*** Opening Exercise input ***
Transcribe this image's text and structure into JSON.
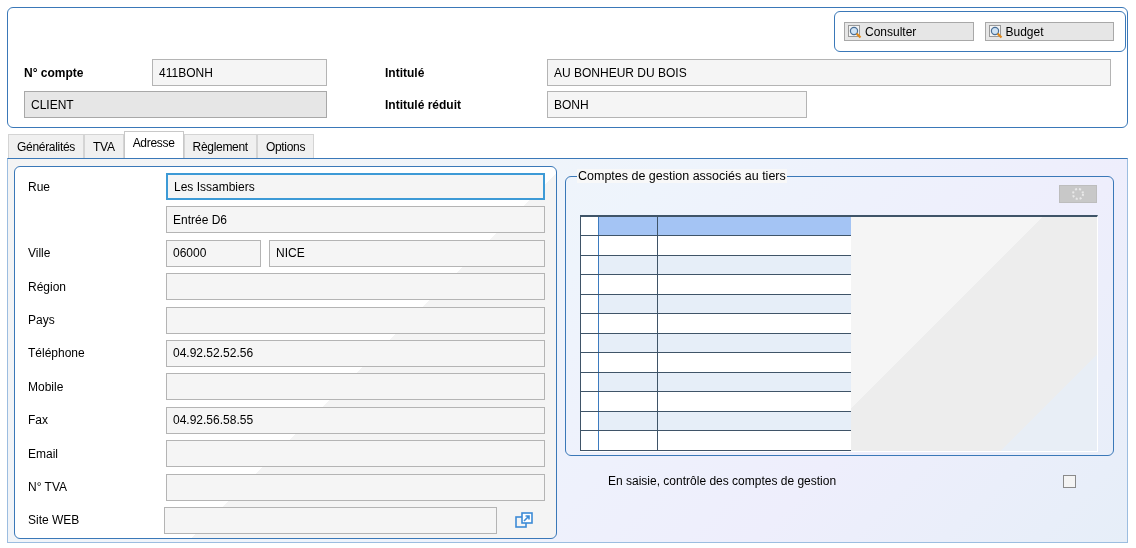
{
  "header": {
    "buttons": [
      {
        "label": "Consulter"
      },
      {
        "label": "Budget"
      }
    ],
    "account_number": {
      "label": "N° compte",
      "value": "411BONH"
    },
    "category": {
      "value": "CLIENT"
    },
    "title": {
      "label": "Intitulé",
      "value": "AU BONHEUR DU BOIS"
    },
    "short_title": {
      "label": "Intitulé réduit",
      "value": "BONH"
    }
  },
  "tabs": [
    {
      "label": "Généralités",
      "selected": false
    },
    {
      "label": "TVA",
      "selected": false
    },
    {
      "label": "Adresse",
      "selected": true
    },
    {
      "label": "Règlement",
      "selected": false
    },
    {
      "label": "Options",
      "selected": false
    }
  ],
  "address": {
    "rows": [
      {
        "kind": "text",
        "label": "Rue",
        "fields": [
          {
            "value": "Les Issambiers",
            "focused": true
          }
        ]
      },
      {
        "kind": "text",
        "fields": [
          {
            "value": "Entrée D6",
            "focused": false
          }
        ]
      },
      {
        "kind": "text",
        "label": "Ville",
        "fields": [
          {
            "value": "06000",
            "focused": false
          },
          {
            "value": "NICE",
            "focused": false
          }
        ]
      },
      {
        "kind": "text",
        "label": "Région",
        "fields": [
          {
            "focused": false
          }
        ]
      },
      {
        "kind": "text",
        "label": "Pays",
        "fields": [
          {
            "focused": false
          }
        ]
      },
      {
        "kind": "text",
        "label": "Téléphone",
        "fields": [
          {
            "value": "04.92.52.52.56",
            "focused": false
          }
        ]
      },
      {
        "kind": "text",
        "label": "Mobile",
        "fields": [
          {
            "focused": false
          }
        ]
      },
      {
        "kind": "text",
        "label": "Fax",
        "fields": [
          {
            "value": "04.92.56.58.55",
            "focused": false
          }
        ]
      },
      {
        "kind": "text",
        "label": "Email",
        "fields": [
          {
            "focused": false
          }
        ]
      },
      {
        "kind": "text",
        "label": "N° TVA",
        "fields": [
          {
            "focused": false
          }
        ]
      },
      {
        "kind": "link",
        "label": "Site WEB",
        "fields": [
          {
            "focused": false
          }
        ]
      }
    ]
  },
  "management_accounts": {
    "legend": "Comptes de gestion associés au tiers"
  },
  "check_option": {
    "label": "En saisie, contrôle des comptes de gestion",
    "checked": false
  }
}
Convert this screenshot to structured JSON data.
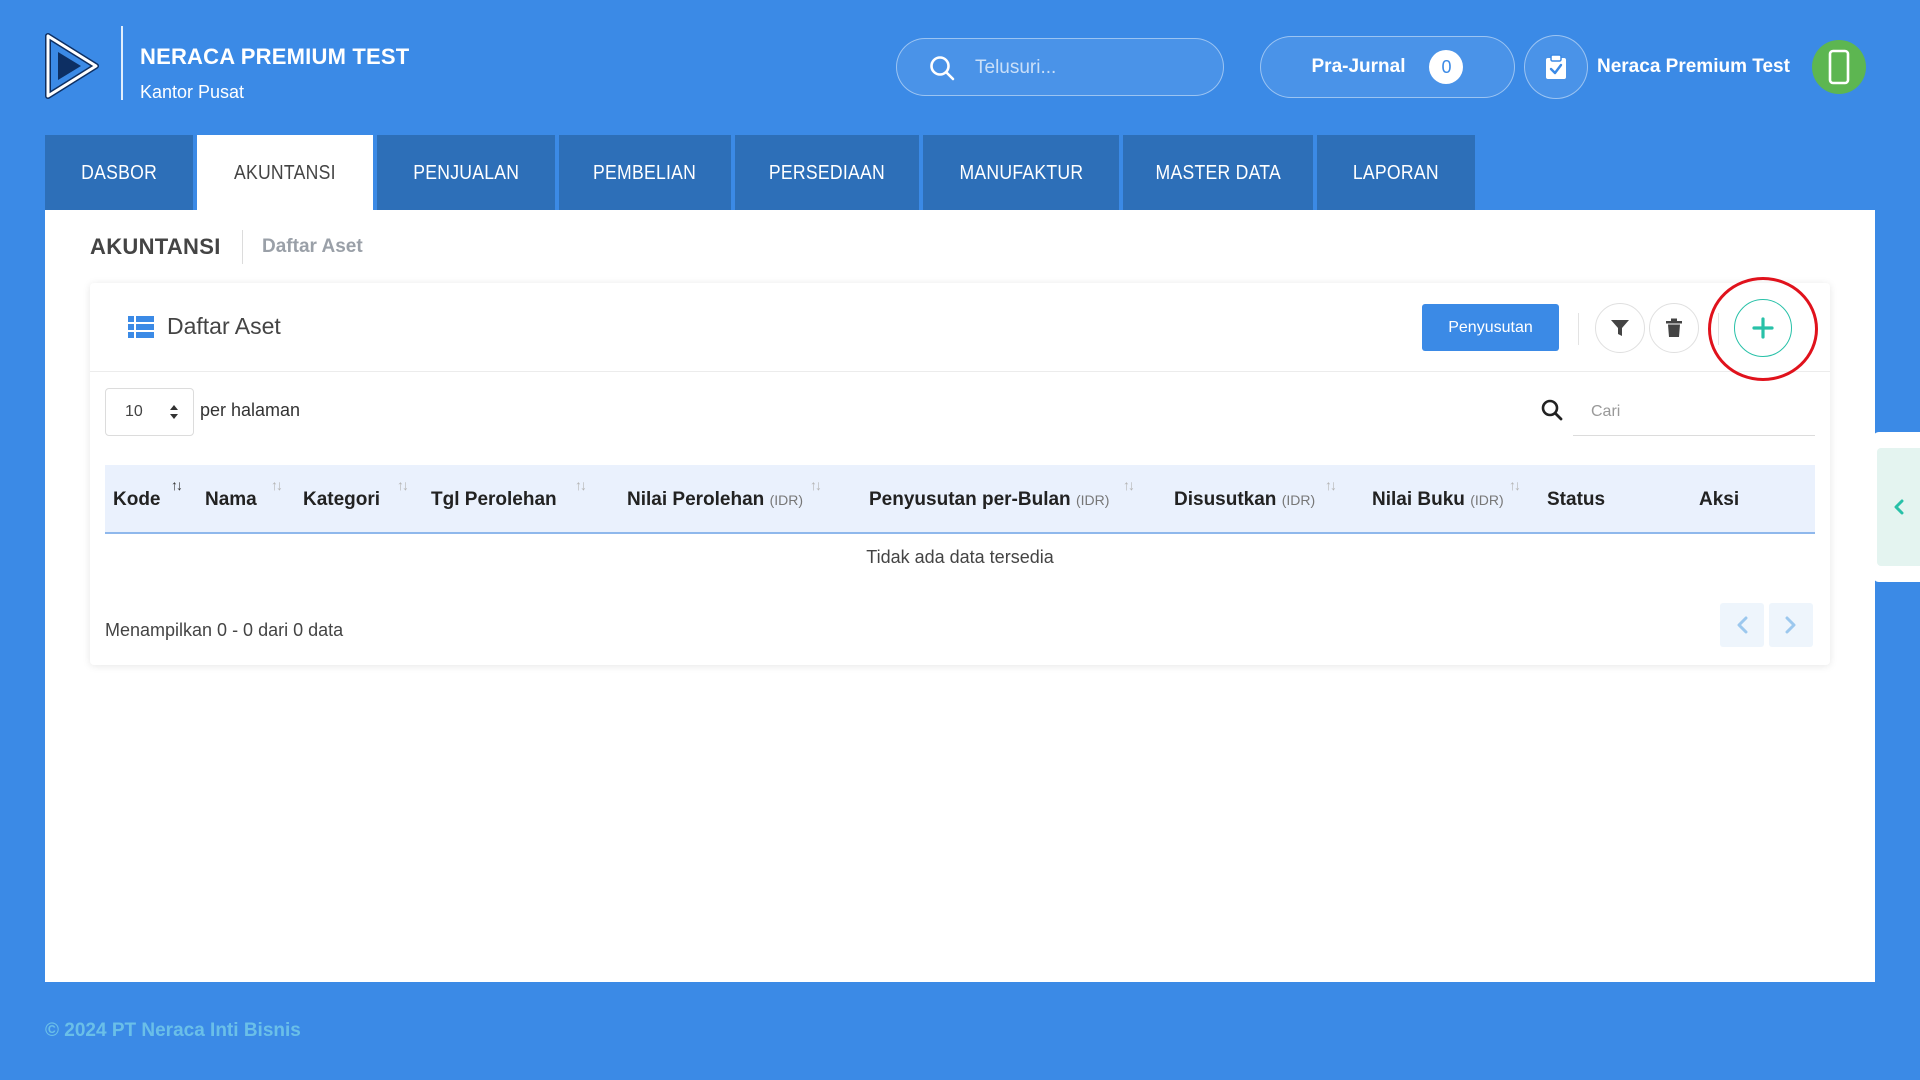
{
  "header": {
    "company_name": "NERACA PREMIUM TEST",
    "branch": "Kantor Pusat",
    "search_placeholder": "Telusuri...",
    "prajurnal_label": "Pra-Jurnal",
    "prajurnal_count": "0",
    "user_name": "Neraca Premium Test"
  },
  "tabs": [
    {
      "label": "DASBOR",
      "active": false
    },
    {
      "label": "AKUNTANSI",
      "active": true
    },
    {
      "label": "PENJUALAN",
      "active": false
    },
    {
      "label": "PEMBELIAN",
      "active": false
    },
    {
      "label": "PERSEDIAAN",
      "active": false
    },
    {
      "label": "MANUFAKTUR",
      "active": false
    },
    {
      "label": "MASTER DATA",
      "active": false
    },
    {
      "label": "LAPORAN",
      "active": false
    }
  ],
  "breadcrumb": {
    "section": "AKUNTANSI",
    "page": "Daftar Aset"
  },
  "card": {
    "title": "Daftar Aset",
    "penyusutan_label": "Penyusutan"
  },
  "table_controls": {
    "per_page_value": "10",
    "per_page_label": "per halaman",
    "search_placeholder": "Cari"
  },
  "table": {
    "columns": [
      {
        "label": "Kode",
        "unit": ""
      },
      {
        "label": "Nama",
        "unit": ""
      },
      {
        "label": "Kategori",
        "unit": ""
      },
      {
        "label": "Tgl Perolehan",
        "unit": ""
      },
      {
        "label": "Nilai Perolehan",
        "unit": "(IDR)"
      },
      {
        "label": "Penyusutan per-Bulan",
        "unit": "(IDR)"
      },
      {
        "label": "Disusutkan",
        "unit": "(IDR)"
      },
      {
        "label": "Nilai Buku",
        "unit": "(IDR)"
      },
      {
        "label": "Status",
        "unit": ""
      },
      {
        "label": "Aksi",
        "unit": ""
      }
    ],
    "empty_message": "Tidak ada data tersedia",
    "showing": "Menampilkan 0 - 0 dari 0 data"
  },
  "footer": {
    "copyright": "© 2024 PT Neraca Inti Bisnis"
  },
  "colors": {
    "background": "#3b8ae6",
    "tab_inactive": "#2d6fb8",
    "accent_teal": "#28c1a8",
    "highlight_ring": "#e0121c",
    "avatar_green": "#5db651"
  },
  "icons": {
    "logo": "neraca-logo",
    "search": "search-icon",
    "clipboard": "clipboard-check-icon",
    "avatar": "phone-icon",
    "list": "list-icon",
    "filter": "filter-icon",
    "trash": "trash-icon",
    "add": "plus-icon",
    "prev": "chevron-left-icon",
    "next": "chevron-right-icon",
    "collapse": "chevron-left-icon"
  }
}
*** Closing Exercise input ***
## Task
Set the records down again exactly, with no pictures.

## Output of the exercise
Transcribe this image's text and structure into JSON.
{
  "header": {
    "buttons": [
      {
        "label": "Consulter"
      },
      {
        "label": "Budget"
      }
    ],
    "account_number": {
      "label": "N° compte",
      "value": "411BONH"
    },
    "category": {
      "value": "CLIENT"
    },
    "title": {
      "label": "Intitulé",
      "value": "AU BONHEUR DU BOIS"
    },
    "short_title": {
      "label": "Intitulé réduit",
      "value": "BONH"
    }
  },
  "tabs": [
    {
      "label": "Généralités",
      "selected": false
    },
    {
      "label": "TVA",
      "selected": false
    },
    {
      "label": "Adresse",
      "selected": true
    },
    {
      "label": "Règlement",
      "selected": false
    },
    {
      "label": "Options",
      "selected": false
    }
  ],
  "address": {
    "rows": [
      {
        "kind": "text",
        "label": "Rue",
        "fields": [
          {
            "value": "Les Issambiers",
            "focused": true
          }
        ]
      },
      {
        "kind": "text",
        "fields": [
          {
            "value": "Entrée D6",
            "focused": false
          }
        ]
      },
      {
        "kind": "text",
        "label": "Ville",
        "fields": [
          {
            "value": "06000",
            "focused": false
          },
          {
            "value": "NICE",
            "focused": false
          }
        ]
      },
      {
        "kind": "text",
        "label": "Région",
        "fields": [
          {
            "focused": false
          }
        ]
      },
      {
        "kind": "text",
        "label": "Pays",
        "fields": [
          {
            "focused": false
          }
        ]
      },
      {
        "kind": "text",
        "label": "Téléphone",
        "fields": [
          {
            "value": "04.92.52.52.56",
            "focused": false
          }
        ]
      },
      {
        "kind": "text",
        "label": "Mobile",
        "fields": [
          {
            "focused": false
          }
        ]
      },
      {
        "kind": "text",
        "label": "Fax",
        "fields": [
          {
            "value": "04.92.56.58.55",
            "focused": false
          }
        ]
      },
      {
        "kind": "text",
        "label": "Email",
        "fields": [
          {
            "focused": false
          }
        ]
      },
      {
        "kind": "text",
        "label": "N° TVA",
        "fields": [
          {
            "focused": false
          }
        ]
      },
      {
        "kind": "link",
        "label": "Site WEB",
        "fields": [
          {
            "focused": false
          }
        ]
      }
    ]
  },
  "management_accounts": {
    "legend": "Comptes de gestion associés au tiers"
  },
  "check_option": {
    "label": "En saisie, contrôle des comptes de gestion",
    "checked": false
  }
}
Convert this screenshot to structured JSON data.
{
  "header": {
    "company_name": "NERACA PREMIUM TEST",
    "branch": "Kantor Pusat",
    "search_placeholder": "Telusuri...",
    "prajurnal_label": "Pra-Jurnal",
    "prajurnal_count": "0",
    "user_name": "Neraca Premium Test"
  },
  "tabs": [
    {
      "label": "DASBOR",
      "active": false
    },
    {
      "label": "AKUNTANSI",
      "active": true
    },
    {
      "label": "PENJUALAN",
      "active": false
    },
    {
      "label": "PEMBELIAN",
      "active": false
    },
    {
      "label": "PERSEDIAAN",
      "active": false
    },
    {
      "label": "MANUFAKTUR",
      "active": false
    },
    {
      "label": "MASTER DATA",
      "active": false
    },
    {
      "label": "LAPORAN",
      "active": false
    }
  ],
  "breadcrumb": {
    "section": "AKUNTANSI",
    "page": "Daftar Aset"
  },
  "card": {
    "title": "Daftar Aset",
    "penyusutan_label": "Penyusutan"
  },
  "table_controls": {
    "per_page_value": "10",
    "per_page_label": "per halaman",
    "search_placeholder": "Cari"
  },
  "table": {
    "columns": [
      {
        "label": "Kode",
        "unit": ""
      },
      {
        "label": "Nama",
        "unit": ""
      },
      {
        "label": "Kategori",
        "unit": ""
      },
      {
        "label": "Tgl Perolehan",
        "unit": ""
      },
      {
        "label": "Nilai Perolehan",
        "unit": "(IDR)"
      },
      {
        "label": "Penyusutan per-Bulan",
        "unit": "(IDR)"
      },
      {
        "label": "Disusutkan",
        "unit": "(IDR)"
      },
      {
        "label": "Nilai Buku",
        "unit": "(IDR)"
      },
      {
        "label": "Status",
        "unit": ""
      },
      {
        "label": "Aksi",
        "unit": ""
      }
    ],
    "empty_message": "Tidak ada data tersedia",
    "showing": "Menampilkan 0 - 0 dari 0 data"
  },
  "footer": {
    "copyright": "© 2024 PT Neraca Inti Bisnis"
  },
  "colors": {
    "background": "#3b8ae6",
    "tab_inactive": "#2d6fb8",
    "accent_teal": "#28c1a8",
    "highlight_ring": "#e0121c",
    "avatar_green": "#5db651"
  },
  "icons": {
    "logo": "neraca-logo",
    "search": "search-icon",
    "clipboard": "clipboard-check-icon",
    "avatar": "phone-icon",
    "list": "list-icon",
    "filter": "filter-icon",
    "trash": "trash-icon",
    "add": "plus-icon",
    "prev": "chevron-left-icon",
    "next": "chevron-right-icon",
    "collapse": "chevron-left-icon"
  }
}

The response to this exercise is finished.